**Required action:** Would you retype the listing below exactly as given?

**Excerpted data:**
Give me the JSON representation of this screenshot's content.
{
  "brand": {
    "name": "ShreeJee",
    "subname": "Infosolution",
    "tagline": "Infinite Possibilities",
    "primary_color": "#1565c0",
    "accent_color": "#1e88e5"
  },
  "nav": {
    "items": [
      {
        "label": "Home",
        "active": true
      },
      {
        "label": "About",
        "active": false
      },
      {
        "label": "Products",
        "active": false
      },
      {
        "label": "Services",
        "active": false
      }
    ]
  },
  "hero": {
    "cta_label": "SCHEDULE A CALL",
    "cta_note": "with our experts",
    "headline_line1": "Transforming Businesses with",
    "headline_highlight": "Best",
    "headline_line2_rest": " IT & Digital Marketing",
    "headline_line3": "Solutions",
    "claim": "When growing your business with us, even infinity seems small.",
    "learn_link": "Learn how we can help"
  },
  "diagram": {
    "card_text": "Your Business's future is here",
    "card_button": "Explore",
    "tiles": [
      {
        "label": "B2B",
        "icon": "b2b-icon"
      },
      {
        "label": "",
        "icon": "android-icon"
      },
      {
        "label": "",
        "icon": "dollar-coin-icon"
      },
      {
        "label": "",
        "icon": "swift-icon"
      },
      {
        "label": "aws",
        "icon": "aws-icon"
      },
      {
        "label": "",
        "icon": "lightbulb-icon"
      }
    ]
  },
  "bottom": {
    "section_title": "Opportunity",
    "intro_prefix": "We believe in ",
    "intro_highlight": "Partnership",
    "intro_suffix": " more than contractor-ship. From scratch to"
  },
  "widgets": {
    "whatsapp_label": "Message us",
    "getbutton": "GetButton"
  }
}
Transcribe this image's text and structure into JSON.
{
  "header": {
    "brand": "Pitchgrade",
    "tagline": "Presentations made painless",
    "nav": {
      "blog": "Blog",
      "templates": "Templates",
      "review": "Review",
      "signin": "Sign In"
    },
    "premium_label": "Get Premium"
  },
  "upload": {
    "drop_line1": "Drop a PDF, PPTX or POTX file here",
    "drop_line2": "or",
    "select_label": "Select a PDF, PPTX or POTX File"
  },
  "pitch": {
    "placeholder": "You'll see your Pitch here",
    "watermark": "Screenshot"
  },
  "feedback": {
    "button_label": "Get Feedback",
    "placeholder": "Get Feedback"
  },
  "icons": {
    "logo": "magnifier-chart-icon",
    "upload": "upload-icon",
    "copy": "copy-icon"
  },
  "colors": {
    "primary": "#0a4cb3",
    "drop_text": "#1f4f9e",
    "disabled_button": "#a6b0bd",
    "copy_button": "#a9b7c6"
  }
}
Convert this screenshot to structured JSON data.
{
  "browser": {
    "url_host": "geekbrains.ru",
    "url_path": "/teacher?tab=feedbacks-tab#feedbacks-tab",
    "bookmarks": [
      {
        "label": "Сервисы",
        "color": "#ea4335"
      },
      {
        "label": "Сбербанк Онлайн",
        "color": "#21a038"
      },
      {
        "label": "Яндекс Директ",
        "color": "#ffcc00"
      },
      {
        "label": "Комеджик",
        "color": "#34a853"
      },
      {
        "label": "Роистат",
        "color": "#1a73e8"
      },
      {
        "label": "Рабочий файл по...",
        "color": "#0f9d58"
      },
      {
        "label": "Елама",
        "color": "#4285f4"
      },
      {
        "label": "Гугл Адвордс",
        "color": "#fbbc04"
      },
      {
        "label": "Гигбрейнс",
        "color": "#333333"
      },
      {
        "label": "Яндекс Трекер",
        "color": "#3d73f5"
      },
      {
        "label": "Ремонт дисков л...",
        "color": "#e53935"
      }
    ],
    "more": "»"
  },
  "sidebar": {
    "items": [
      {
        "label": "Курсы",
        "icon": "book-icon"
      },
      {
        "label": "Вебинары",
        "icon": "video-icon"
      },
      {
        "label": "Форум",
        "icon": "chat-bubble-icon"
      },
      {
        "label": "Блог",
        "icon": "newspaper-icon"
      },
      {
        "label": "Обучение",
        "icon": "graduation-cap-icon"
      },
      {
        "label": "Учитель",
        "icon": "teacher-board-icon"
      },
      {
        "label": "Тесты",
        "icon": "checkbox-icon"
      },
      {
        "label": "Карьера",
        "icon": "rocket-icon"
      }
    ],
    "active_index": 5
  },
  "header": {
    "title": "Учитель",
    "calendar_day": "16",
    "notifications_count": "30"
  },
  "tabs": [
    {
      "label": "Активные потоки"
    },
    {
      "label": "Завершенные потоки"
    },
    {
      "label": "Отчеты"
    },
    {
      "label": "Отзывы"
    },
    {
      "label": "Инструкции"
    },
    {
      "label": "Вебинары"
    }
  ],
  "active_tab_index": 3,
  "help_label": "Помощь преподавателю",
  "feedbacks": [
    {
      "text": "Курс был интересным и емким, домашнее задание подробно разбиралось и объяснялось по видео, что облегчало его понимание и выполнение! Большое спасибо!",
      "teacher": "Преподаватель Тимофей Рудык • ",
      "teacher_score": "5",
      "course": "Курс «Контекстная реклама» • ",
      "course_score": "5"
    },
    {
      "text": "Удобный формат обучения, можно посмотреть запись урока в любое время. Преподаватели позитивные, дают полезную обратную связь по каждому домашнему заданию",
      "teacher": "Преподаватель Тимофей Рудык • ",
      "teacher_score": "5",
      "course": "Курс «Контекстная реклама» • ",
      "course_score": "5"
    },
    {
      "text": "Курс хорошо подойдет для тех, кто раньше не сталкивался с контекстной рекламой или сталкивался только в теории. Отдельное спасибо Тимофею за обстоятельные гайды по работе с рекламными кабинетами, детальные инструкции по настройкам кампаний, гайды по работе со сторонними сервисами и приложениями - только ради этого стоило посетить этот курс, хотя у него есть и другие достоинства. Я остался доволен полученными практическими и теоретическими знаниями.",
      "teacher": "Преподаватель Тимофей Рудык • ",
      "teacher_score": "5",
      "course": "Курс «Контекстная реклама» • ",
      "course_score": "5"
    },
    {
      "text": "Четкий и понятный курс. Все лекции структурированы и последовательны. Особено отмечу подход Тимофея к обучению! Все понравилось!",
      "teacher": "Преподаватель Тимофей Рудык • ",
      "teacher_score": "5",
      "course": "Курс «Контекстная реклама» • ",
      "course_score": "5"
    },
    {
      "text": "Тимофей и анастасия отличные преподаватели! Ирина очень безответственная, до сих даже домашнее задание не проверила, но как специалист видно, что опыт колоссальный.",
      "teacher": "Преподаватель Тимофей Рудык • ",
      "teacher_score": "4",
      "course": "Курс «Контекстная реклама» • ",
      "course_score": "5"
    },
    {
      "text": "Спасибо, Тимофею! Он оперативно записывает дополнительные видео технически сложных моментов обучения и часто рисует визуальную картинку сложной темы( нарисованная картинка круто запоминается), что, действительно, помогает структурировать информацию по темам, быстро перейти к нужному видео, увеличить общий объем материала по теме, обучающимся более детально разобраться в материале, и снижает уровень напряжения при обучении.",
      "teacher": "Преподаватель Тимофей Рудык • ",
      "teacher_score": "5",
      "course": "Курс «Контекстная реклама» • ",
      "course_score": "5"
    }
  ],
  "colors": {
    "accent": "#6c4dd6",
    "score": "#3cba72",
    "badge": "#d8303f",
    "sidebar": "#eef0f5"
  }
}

**Task response:**
Give me the JSON representation of this screenshot's content.
{
  "brand": {
    "name": "ShreeJee",
    "subname": "Infosolution",
    "tagline": "Infinite Possibilities",
    "primary_color": "#1565c0",
    "accent_color": "#1e88e5"
  },
  "nav": {
    "items": [
      {
        "label": "Home",
        "active": true
      },
      {
        "label": "About",
        "active": false
      },
      {
        "label": "Products",
        "active": false
      },
      {
        "label": "Services",
        "active": false
      }
    ]
  },
  "hero": {
    "cta_label": "SCHEDULE A CALL",
    "cta_note": "with our experts",
    "headline_line1": "Transforming Businesses with",
    "headline_highlight": "Best",
    "headline_line2_rest": " IT & Digital Marketing",
    "headline_line3": "Solutions",
    "claim": "When growing your business with us, even infinity seems small.",
    "learn_link": "Learn how we can help"
  },
  "diagram": {
    "card_text": "Your Business's future is here",
    "card_button": "Explore",
    "tiles": [
      {
        "label": "B2B",
        "icon": "b2b-icon"
      },
      {
        "label": "",
        "icon": "android-icon"
      },
      {
        "label": "",
        "icon": "dollar-coin-icon"
      },
      {
        "label": "",
        "icon": "swift-icon"
      },
      {
        "label": "aws",
        "icon": "aws-icon"
      },
      {
        "label": "",
        "icon": "lightbulb-icon"
      }
    ]
  },
  "bottom": {
    "section_title": "Opportunity",
    "intro_prefix": "We believe in ",
    "intro_highlight": "Partnership",
    "intro_suffix": " more than contractor-ship. From scratch to"
  },
  "widgets": {
    "whatsapp_label": "Message us",
    "getbutton": "GetButton"
  }
}
Transcribe this image's text and structure into JSON.
{
  "header": {
    "brand": "Pitchgrade",
    "tagline": "Presentations made painless",
    "nav": {
      "blog": "Blog",
      "templates": "Templates",
      "review": "Review",
      "signin": "Sign In"
    },
    "premium_label": "Get Premium"
  },
  "upload": {
    "drop_line1": "Drop a PDF, PPTX or POTX file here",
    "drop_line2": "or",
    "select_label": "Select a PDF, PPTX or POTX File"
  },
  "pitch": {
    "placeholder": "You'll see your Pitch here",
    "watermark": "Screenshot"
  },
  "feedback": {
    "button_label": "Get Feedback",
    "placeholder": "Get Feedback"
  },
  "icons": {
    "logo": "magnifier-chart-icon",
    "upload": "upload-icon",
    "copy": "copy-icon"
  },
  "colors": {
    "primary": "#0a4cb3",
    "drop_text": "#1f4f9e",
    "disabled_button": "#a6b0bd",
    "copy_button": "#a9b7c6"
  }
}
Convert this screenshot to structured JSON data.
{
  "browser": {
    "url_host": "geekbrains.ru",
    "url_path": "/teacher?tab=feedbacks-tab#feedbacks-tab",
    "bookmarks": [
      {
        "label": "Сервисы",
        "color": "#ea4335"
      },
      {
        "label": "Сбербанк Онлайн",
        "color": "#21a038"
      },
      {
        "label": "Яндекс Директ",
        "color": "#ffcc00"
      },
      {
        "label": "Комеджик",
        "color": "#34a853"
      },
      {
        "label": "Роистат",
        "color": "#1a73e8"
      },
      {
        "label": "Рабочий файл по...",
        "color": "#0f9d58"
      },
      {
        "label": "Елама",
        "color": "#4285f4"
      },
      {
        "label": "Гугл Адвордс",
        "color": "#fbbc04"
      },
      {
        "label": "Гигбрейнс",
        "color": "#333333"
      },
      {
        "label": "Яндекс Трекер",
        "color": "#3d73f5"
      },
      {
        "label": "Ремонт дисков л...",
        "color": "#e53935"
      }
    ],
    "more": "»"
  },
  "sidebar": {
    "items": [
      {
        "label": "Курсы",
        "icon": "book-icon"
      },
      {
        "label": "Вебинары",
        "icon": "video-icon"
      },
      {
        "label": "Форум",
        "icon": "chat-bubble-icon"
      },
      {
        "label": "Блог",
        "icon": "newspaper-icon"
      },
      {
        "label": "Обучение",
        "icon": "graduation-cap-icon"
      },
      {
        "label": "Учитель",
        "icon": "teacher-board-icon"
      },
      {
        "label": "Тесты",
        "icon": "checkbox-icon"
      },
      {
        "label": "Карьера",
        "icon": "rocket-icon"
      }
    ],
    "active_index": 5
  },
  "header": {
    "title": "Учитель",
    "calendar_day": "16",
    "notifications_count": "30"
  },
  "tabs": [
    {
      "label": "Активные потоки"
    },
    {
      "label": "Завершенные потоки"
    },
    {
      "label": "Отчеты"
    },
    {
      "label": "Отзывы"
    },
    {
      "label": "Инструкции"
    },
    {
      "label": "Вебинары"
    }
  ],
  "active_tab_index": 3,
  "help_label": "Помощь преподавателю",
  "feedbacks": [
    {
      "text": "Курс был интересным и емким, домашнее задание подробно разбиралось и объяснялось по видео, что облегчало его понимание и выполнение! Большое спасибо!",
      "teacher": "Преподаватель Тимофей Рудык • ",
      "teacher_score": "5",
      "course": "Курс «Контекстная реклама» • ",
      "course_score": "5"
    },
    {
      "text": "Удобный формат обучения, можно посмотреть запись урока в любое время. Преподаватели позитивные, дают полезную обратную связь по каждому домашнему заданию",
      "teacher": "Преподаватель Тимофей Рудык • ",
      "teacher_score": "5",
      "course": "Курс «Контекстная реклама» • ",
      "course_score": "5"
    },
    {
      "text": "Курс хорошо подойдет для тех, кто раньше не сталкивался с контекстной рекламой или сталкивался только в теории. Отдельное спасибо Тимофею за обстоятельные гайды по работе с рекламными кабинетами, детальные инструкции по настройкам кампаний, гайды по работе со сторонними сервисами и приложениями - только ради этого стоило посетить этот курс, хотя у него есть и другие достоинства. Я остался доволен полученными практическими и теоретическими знаниями.",
      "teacher": "Преподаватель Тимофей Рудык • ",
      "teacher_score": "5",
      "course": "Курс «Контекстная реклама» • ",
      "course_score": "5"
    },
    {
      "text": "Четкий и понятный курс. Все лекции структурированы и последовательны. Особено отмечу подход Тимофея к обучению! Все понравилось!",
      "teacher": "Преподаватель Тимофей Рудык • ",
      "teacher_score": "5",
      "course": "Курс «Контекстная реклама» • ",
      "course_score": "5"
    },
    {
      "text": "Тимофей и анастасия отличные преподаватели! Ирина очень безответственная, до сих даже домашнее задание не проверила, но как специалист видно, что опыт колоссальный.",
      "teacher": "Преподаватель Тимофей Рудык • ",
      "teacher_score": "4",
      "course": "Курс «Контекстная реклама» • ",
      "course_score": "5"
    },
    {
      "text": "Спасибо, Тимофею! Он оперативно записывает дополнительные видео технически сложных моментов обучения и часто рисует визуальную картинку сложной темы( нарисованная картинка круто запоминается), что, действительно, помогает структурировать информацию по темам, быстро перейти к нужному видео, увеличить общий объем материала по теме, обучающимся более детально разобраться в материале, и снижает уровень напряжения при обучении.",
      "teacher": "Преподаватель Тимофей Рудык • ",
      "teacher_score": "5",
      "course": "Курс «Контекстная реклама» • ",
      "course_score": "5"
    }
  ],
  "colors": {
    "accent": "#6c4dd6",
    "score": "#3cba72",
    "badge": "#d8303f",
    "sidebar": "#eef0f5"
  }
}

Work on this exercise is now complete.